By Toby Oliver- Clarke, BA History
‘Engaging, lively, and endearing’ are words that have been used to describe many a two-year-old. Commonly the description given by a proud parent, teacher, or Nanny, they’re words which evoke images of a happy, secure child. Only in this case, they’re the words of Joanne Jearnsely, the Coroner tasked with investigating the death of Awaab Ishak, a two-year-old boy who died from ‘chronic exposure’ to toxic mould. Whilst shocking, Ishak’s death has become an all too familiar reality for many people of colour living in neglected, dangerous social housing.
“Whilst shocking, Ishak’s death has become an all too familiar reality for people of colour living in neglected, dangerous social housing.“
Prior to the investigation into Ishak’s death, Rochdale Boroughwide Housing (the housing association responsible for the management of Ishak’s home), had claimed that his death was the result of ‘ritual bathing habits’ and the family’s lifestyle. As the inquiry progressed, it became clear that this defence was not only false but was an insulting and racialised attempt to blame Ishak’s death on his already grieving parents. As established by the inquiry, true blame for his death lies squarely with the Housing Association, particularly when one considers the following three points: Firstly, following an inspection carried out on the 14th of January 2020, the landlord had been warned that the flat was deemed ‘unfit for human habitation.’ Secondly, the association had received a letter from Ishak’s NHS home visitors who warned them that conditions in the house posed a threat to Ishak’s health. Finally, the association itself had stated the mould was so severe that it could only be remedied by a trained professional.

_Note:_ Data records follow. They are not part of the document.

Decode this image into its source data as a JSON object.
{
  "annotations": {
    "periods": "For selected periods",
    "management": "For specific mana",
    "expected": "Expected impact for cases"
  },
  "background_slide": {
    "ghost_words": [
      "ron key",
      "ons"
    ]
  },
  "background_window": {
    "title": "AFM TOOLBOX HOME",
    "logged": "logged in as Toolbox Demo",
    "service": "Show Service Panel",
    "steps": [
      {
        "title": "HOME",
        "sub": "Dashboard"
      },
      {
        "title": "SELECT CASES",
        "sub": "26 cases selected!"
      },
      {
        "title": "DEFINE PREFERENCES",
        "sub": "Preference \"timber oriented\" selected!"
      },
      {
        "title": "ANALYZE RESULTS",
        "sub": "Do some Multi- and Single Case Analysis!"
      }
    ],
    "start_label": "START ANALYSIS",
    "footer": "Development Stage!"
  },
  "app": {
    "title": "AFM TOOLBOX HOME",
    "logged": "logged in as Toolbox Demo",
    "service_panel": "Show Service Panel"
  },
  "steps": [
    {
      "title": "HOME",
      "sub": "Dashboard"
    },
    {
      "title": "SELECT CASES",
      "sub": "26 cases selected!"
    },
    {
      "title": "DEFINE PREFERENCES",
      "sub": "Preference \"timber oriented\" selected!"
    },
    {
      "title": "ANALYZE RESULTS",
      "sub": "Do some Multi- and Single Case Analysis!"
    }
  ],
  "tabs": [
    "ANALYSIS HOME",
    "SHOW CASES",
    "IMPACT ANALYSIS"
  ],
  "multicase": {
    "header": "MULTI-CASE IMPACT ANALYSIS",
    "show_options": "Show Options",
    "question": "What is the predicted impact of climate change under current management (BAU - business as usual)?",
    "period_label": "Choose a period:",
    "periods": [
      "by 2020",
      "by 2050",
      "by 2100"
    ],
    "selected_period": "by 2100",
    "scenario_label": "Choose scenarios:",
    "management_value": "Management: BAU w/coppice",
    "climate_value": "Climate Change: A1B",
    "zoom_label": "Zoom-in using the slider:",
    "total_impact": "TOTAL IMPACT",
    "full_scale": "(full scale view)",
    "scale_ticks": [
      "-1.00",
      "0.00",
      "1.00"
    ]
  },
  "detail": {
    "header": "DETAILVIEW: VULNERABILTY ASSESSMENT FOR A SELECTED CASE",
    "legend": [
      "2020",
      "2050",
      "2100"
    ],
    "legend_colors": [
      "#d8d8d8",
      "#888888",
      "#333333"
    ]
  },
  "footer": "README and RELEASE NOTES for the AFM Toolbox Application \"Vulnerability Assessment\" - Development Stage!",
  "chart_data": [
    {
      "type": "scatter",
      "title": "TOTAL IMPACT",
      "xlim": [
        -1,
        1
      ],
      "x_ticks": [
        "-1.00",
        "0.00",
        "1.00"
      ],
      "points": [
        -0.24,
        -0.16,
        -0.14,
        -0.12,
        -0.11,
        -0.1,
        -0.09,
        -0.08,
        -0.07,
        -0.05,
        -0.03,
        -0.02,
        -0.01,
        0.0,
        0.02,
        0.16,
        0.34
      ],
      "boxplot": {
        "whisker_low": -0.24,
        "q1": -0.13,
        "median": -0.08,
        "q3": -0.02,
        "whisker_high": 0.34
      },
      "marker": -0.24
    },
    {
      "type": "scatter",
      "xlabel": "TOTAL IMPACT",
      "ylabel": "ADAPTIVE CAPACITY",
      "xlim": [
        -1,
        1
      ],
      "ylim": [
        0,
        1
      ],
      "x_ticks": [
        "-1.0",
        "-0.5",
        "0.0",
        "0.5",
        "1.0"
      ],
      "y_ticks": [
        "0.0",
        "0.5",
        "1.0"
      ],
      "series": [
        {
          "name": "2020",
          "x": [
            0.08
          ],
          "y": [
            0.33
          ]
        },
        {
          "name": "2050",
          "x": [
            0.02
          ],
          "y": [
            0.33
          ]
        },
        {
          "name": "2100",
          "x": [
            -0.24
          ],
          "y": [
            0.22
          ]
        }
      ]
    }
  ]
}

The points raised above paint a picture not just of obstinate ignorance, they point to willful negligence on the part of the landlord, and, ultimately, the willful endangerment of a child’s life.
Despite the epidemic nature of our social housing crisis, one element always seems to be obscured in its coverage, the racialised nature of unfit housing. ‘Lessons learned’ is a phrase which has become hollow following a death at the hands of unfit housing. Lessons were apparently learned after 72 people died in the fire at Grenfell Tower; lessons learned after Sheila Seleoane was found decomposing in her home; and lessons learned after one-year-old Exodus Eyob fell from his flat window – despite repeated requests from his mother to have the window fixed. Nearly all these victims have one key thing in common, they are black. Whilst this may seem like an unfortunate, but insignificant, coincidence, race plays a key role in the deaths of the people listed above. As previously mentioned, the Housing Association responsible for Ishak’s house blamed the death on the lifestyle of his family, in particular, their ‘ritual bathing habits’.The word ‘ritual’ reveals much of the thinking behind those making up the Housing Association; its use points to backwardness, ignorance, and a sort of tribal obstinance on the part of the family. Of course, what the word really points to is a deeply held yet unspoken belief that, in spite of all the proven neglect on their behalf, and all the mitigations that were ignored, somehow, the family had it coming.
Whilst I’d love to write this article with the certainty that Ishak’s death will be the last of its kind, history begs to differ. The systemic racism which runs through the housing sector is more prevalent now than ever, and with a Tory government committed to the construction of poor quality and high quantity social housing, I fear we’re only starting to see the worst of our social housing epidemic. Michael Gove, The Secretary of State for Housing, has written to local councils calling on them to ‘dramatically raise the bar,’ whilst this might seem like an encouraging step forward, to me, it feels like Groundhog Day; the momentary, fleeting clarity that comes before a sudden tragedy. Whilst only time will tell whether meaningful, substantial change is made to our broken housing model, readers can rest assured knowing one thing is certain – ‘lessons will be learned’.
Photo Caption: Awaab Ishak (Credit: Family handout/PA).